On February 8th, First Lady of the United States, Michelle Obama, celebrated Black History Month in a manner dear to dance enthusiast’s hearts. She invited four African-American dance stars — Debbie Allen, choreographer, director, and producer of Fame fame; Judith Jamison, artistic director emerita of the Alvin Ailey American Dance Theater; Virginia Johnson, artistic director of The Dance Theatre of Harlem; and Fatima Robinson, Hip-hop innovator and recent choreographer of The Wiz Live! — to the White House to meet 51 black teenage girls for a day filled with discussion, dance classes, and finally, performances especially created to be danced by the teens.
Mrs. Obama opened the ceremony sharing her excitement for this special event in the White House by saying, “I absolutely love dance.” She spoke of being an avid Ailey fan and noted that the first piece of art in an early apartment she shared with her husband (before he was President) was a picture of Judith Jamison in Cry.
“Today is a special day for the entire country. For nearly 50 years the women gracing us here have been a driving force in the cultural life of this nation. From tribal rhythms to freedom songs, from modern dance to Hip-hop, they have told the story of who we are, who we were, and who we can be. We celebrate the people who shaped our heritage,” she said.
Video of a Day of Celebrating African American Women and Dance
Legacy and heritage were at the forefront as Mrs. Obama spoke directly to her young guests about the struggles the women artists before them had endured: how dancers, like Debbie Allen, were rejected outright from dance schools only because of the color of their skin; how black ballerinas couldn’t get hired and were told to wear white pancake makeup to fit into a mold. “Your presence here,” she said,“ is a result of the grinding hard work they put into this.
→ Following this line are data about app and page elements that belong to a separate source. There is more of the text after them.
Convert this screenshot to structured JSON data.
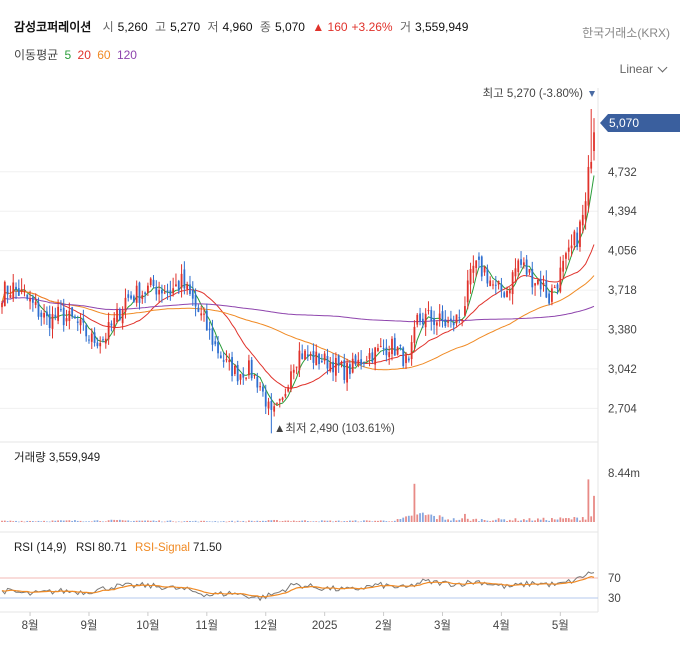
{
  "header": {
    "stock_name": "감성코퍼레이션",
    "open_label": "시",
    "open": "5,260",
    "high_label": "고",
    "high": "5,270",
    "low_label": "저",
    "low": "4,960",
    "close_label": "종",
    "close": "5,070",
    "change": "▲ 160",
    "change_pct": "+3.26%",
    "volume_label": "거",
    "volume": "3,559,949",
    "exchange": "한국거래소(KRX)"
  },
  "moving_averages": {
    "label": "이동평균",
    "periods": [
      {
        "value": "5",
        "color": "#2a9d3a"
      },
      {
        "value": "20",
        "color": "#e0322b"
      },
      {
        "value": "60",
        "color": "#f08a24"
      },
      {
        "value": "120",
        "color": "#8e44ad"
      }
    ]
  },
  "scale_selector": {
    "label": "Linear"
  },
  "colors": {
    "up": "#e0322b",
    "down": "#2f6fd0",
    "accent": "#4a6ba3",
    "ma5": "#2a9d3a",
    "ma20": "#e0322b",
    "ma60": "#f08a24",
    "ma120": "#8e44ad",
    "rsi": "#777777",
    "rsi_signal": "#f08a24"
  },
  "price_panel": {
    "y_ticks": [
      "4,732",
      "4,394",
      "4,056",
      "3,718",
      "3,380",
      "3,042",
      "2,704"
    ],
    "current_price_label": "5,070",
    "high_marker": "최고  5,270 (-3.80%)",
    "low_marker": "▲최저  2,490 (103.61%)"
  },
  "volume_panel": {
    "label": "거래량",
    "value": "3,559,949",
    "axis_label": "8.44m"
  },
  "rsi_panel": {
    "label": "RSI (14,9)",
    "rsi_label": "RSI",
    "rsi_value": "80.71",
    "signal_label": "RSI-Signal",
    "signal_value": "71.50",
    "level_high": "70",
    "level_low": "30"
  },
  "chart_data": {
    "type": "candlestick",
    "title": "감성코퍼레이션",
    "y_ticks": [
      4732,
      4394,
      4056,
      3718,
      3380,
      3042,
      2704
    ],
    "ylim": [
      2450,
      5450
    ],
    "x_ticks": [
      "8월",
      "9월",
      "10월",
      "11월",
      "12월",
      "2025",
      "2월",
      "3월",
      "4월",
      "5월"
    ],
    "annotations": {
      "high": {
        "value": 5270,
        "text": "최고 5,270 (-3.80%)"
      },
      "low": {
        "value": 2490,
        "text": "최저 2,490 (103.61%)"
      },
      "last": {
        "value": 5070
      }
    },
    "price_anchors": [
      [
        0,
        3700
      ],
      [
        4,
        3740
      ],
      [
        8,
        3660
      ],
      [
        12,
        3560
      ],
      [
        16,
        3460
      ],
      [
        20,
        3500
      ],
      [
        26,
        3450
      ],
      [
        32,
        3290
      ],
      [
        36,
        3300
      ],
      [
        40,
        3440
      ],
      [
        44,
        3640
      ],
      [
        50,
        3700
      ],
      [
        54,
        3750
      ],
      [
        60,
        3710
      ],
      [
        64,
        3780
      ],
      [
        68,
        3620
      ],
      [
        72,
        3440
      ],
      [
        76,
        3240
      ],
      [
        80,
        3080
      ],
      [
        84,
        3000
      ],
      [
        88,
        3040
      ],
      [
        92,
        2900
      ],
      [
        96,
        2640
      ],
      [
        100,
        2760
      ],
      [
        103,
        3060
      ],
      [
        106,
        3180
      ],
      [
        110,
        3140
      ],
      [
        114,
        3120
      ],
      [
        118,
        3090
      ],
      [
        122,
        3020
      ],
      [
        126,
        3070
      ],
      [
        130,
        3160
      ],
      [
        134,
        3190
      ],
      [
        138,
        3250
      ],
      [
        142,
        3180
      ],
      [
        145,
        3060
      ],
      [
        148,
        3460
      ],
      [
        152,
        3480
      ],
      [
        156,
        3450
      ],
      [
        160,
        3420
      ],
      [
        164,
        3520
      ],
      [
        168,
        3900
      ],
      [
        172,
        3890
      ],
      [
        176,
        3710
      ],
      [
        180,
        3720
      ],
      [
        184,
        3960
      ],
      [
        188,
        3850
      ],
      [
        192,
        3780
      ],
      [
        195,
        3650
      ],
      [
        198,
        3810
      ],
      [
        202,
        4000
      ],
      [
        206,
        4250
      ],
      [
        208,
        4430
      ],
      [
        210,
        4930
      ],
      [
        211,
        5070
      ]
    ],
    "volume_anchors": [
      [
        0,
        120000
      ],
      [
        20,
        140000
      ],
      [
        35,
        180000
      ],
      [
        50,
        160000
      ],
      [
        63,
        110000
      ],
      [
        80,
        90000
      ],
      [
        100,
        170000
      ],
      [
        120,
        120000
      ],
      [
        140,
        160000
      ],
      [
        150,
        900000
      ],
      [
        160,
        330000
      ],
      [
        170,
        280000
      ],
      [
        190,
        300000
      ],
      [
        205,
        420000
      ],
      [
        211,
        950000
      ]
    ],
    "volume_spikes": [
      {
        "index": 147,
        "value": 5200000
      },
      {
        "index": 165,
        "value": 1100000
      },
      {
        "index": 209,
        "value": 5800000
      },
      {
        "index": 211,
        "value": 3559949
      }
    ],
    "volume_max": 8440000,
    "rsi_anchors": [
      [
        0,
        45
      ],
      [
        10,
        38
      ],
      [
        20,
        44
      ],
      [
        30,
        42
      ],
      [
        40,
        53
      ],
      [
        50,
        55
      ],
      [
        58,
        52
      ],
      [
        66,
        46
      ],
      [
        74,
        36
      ],
      [
        82,
        40
      ],
      [
        92,
        30
      ],
      [
        98,
        40
      ],
      [
        104,
        57
      ],
      [
        114,
        50
      ],
      [
        124,
        46
      ],
      [
        134,
        56
      ],
      [
        144,
        50
      ],
      [
        150,
        63
      ],
      [
        162,
        58
      ],
      [
        170,
        63
      ],
      [
        180,
        52
      ],
      [
        190,
        60
      ],
      [
        198,
        56
      ],
      [
        205,
        67
      ],
      [
        208,
        77
      ],
      [
        211,
        80.71
      ]
    ],
    "rsi_signal_last": 71.5,
    "rsi_levels": [
      70,
      30
    ]
  }
}
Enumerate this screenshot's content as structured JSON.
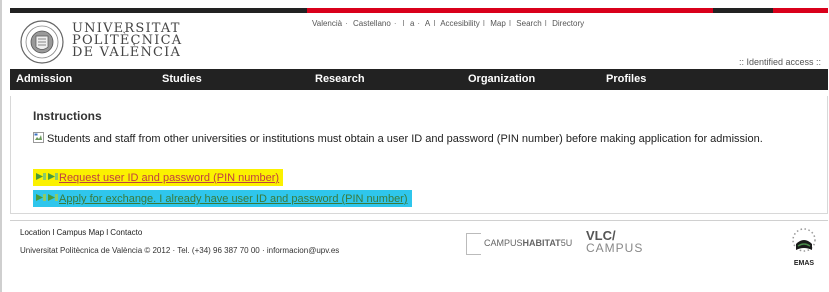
{
  "header": {
    "university_name": [
      "UNIVERSITAT",
      "POLITÈCNICA",
      "DE VALÈNCIA"
    ],
    "top_links": [
      "Valencià",
      "Castellano",
      "a",
      "A",
      "Accesibility",
      "Map",
      "Search",
      "Directory"
    ],
    "identified_access": ":: Identified access ::"
  },
  "nav": {
    "items": [
      "Admission",
      "Studies",
      "Research",
      "Organization",
      "Profiles"
    ]
  },
  "main": {
    "title": "Instructions",
    "text": "Students and staff from other universities or institutions must obtain a user ID and password (PIN number) before making application for admission.",
    "links": [
      {
        "label": "Request user ID and password (PIN number)",
        "highlight": "#fbf100"
      },
      {
        "label": "Apply for exchange. I already have user ID and password (PIN number)",
        "highlight": "#2fc6ec"
      }
    ]
  },
  "footer": {
    "links": [
      "Location",
      "Campus Map",
      "Contacto"
    ],
    "copyright": "Universitat Politècnica de València © 2012 · Tel. (+34) 96 387 70 00 · informacion@upv.es",
    "campus_habitat": {
      "prefix": "CAMPUS",
      "bold": "HABITAT",
      "suffix": "5U"
    },
    "vlc": {
      "line1": "VLC/",
      "line2": "CAMPUS"
    },
    "emas": "EMAS"
  },
  "colors": {
    "nav_bg": "#222222",
    "accent_red": "#d9001b",
    "highlight_yellow": "#fbf100",
    "highlight_blue": "#2fc6ec"
  }
}
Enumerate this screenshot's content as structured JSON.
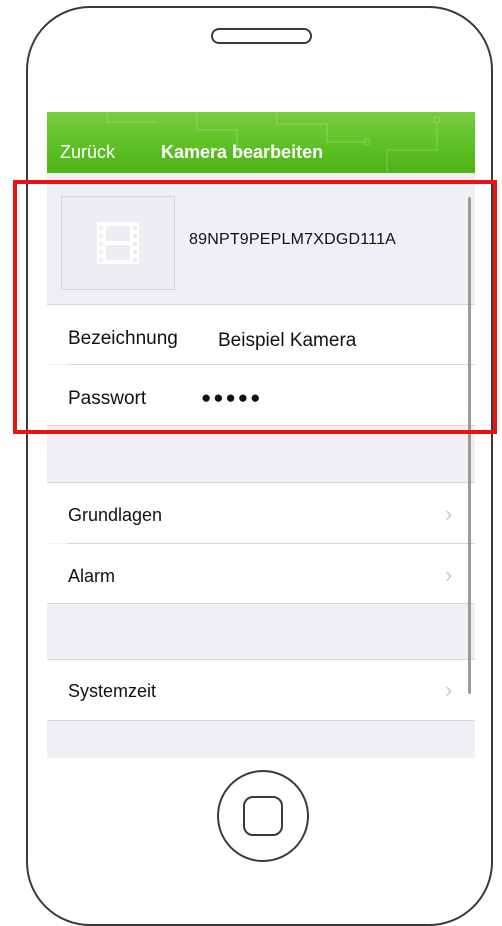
{
  "nav": {
    "back_label": "Zurück",
    "title": "Kamera bearbeiten"
  },
  "camera": {
    "id": "89NPT9PEPLM7XDGD111A",
    "thumbnail_icon": "film-icon"
  },
  "fields": {
    "name_label": "Bezeichnung",
    "name_value": "Beispiel Kamera",
    "password_label": "Passwort",
    "password_value": "●●●●●"
  },
  "menu": {
    "items": [
      {
        "label": "Grundlagen"
      },
      {
        "label": "Alarm"
      },
      {
        "label": "Systemzeit"
      }
    ],
    "chevron": "›"
  },
  "colors": {
    "nav_green": "#5cbf24",
    "highlight_red": "#ee1111",
    "screen_bg": "#efeff4"
  }
}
This legacy is your greatest inheritance… My message to the young people here and the young people watching [is to] show that kind of education and discipline in any sphere…We fight for the opportunity to succeed, we prepare for the opportunity to shine.”
“The work isn’t over,” the First Lady emphasized, commenting that hopefully one day soon it won’t be headline news when a black ballerina is made a principal dancer.
Mrs. Obama concluded her remarks by reminding the girls not to be nervous as they lined up to perform in the regal White House room underneath a glittering chandelier and in front of looming portraits of George and Martha Washington (Theodore Roosevelt’s picture to the right of George appeared to be looking on at the activity in wonderment), “This is stage is your home, this house is yours.”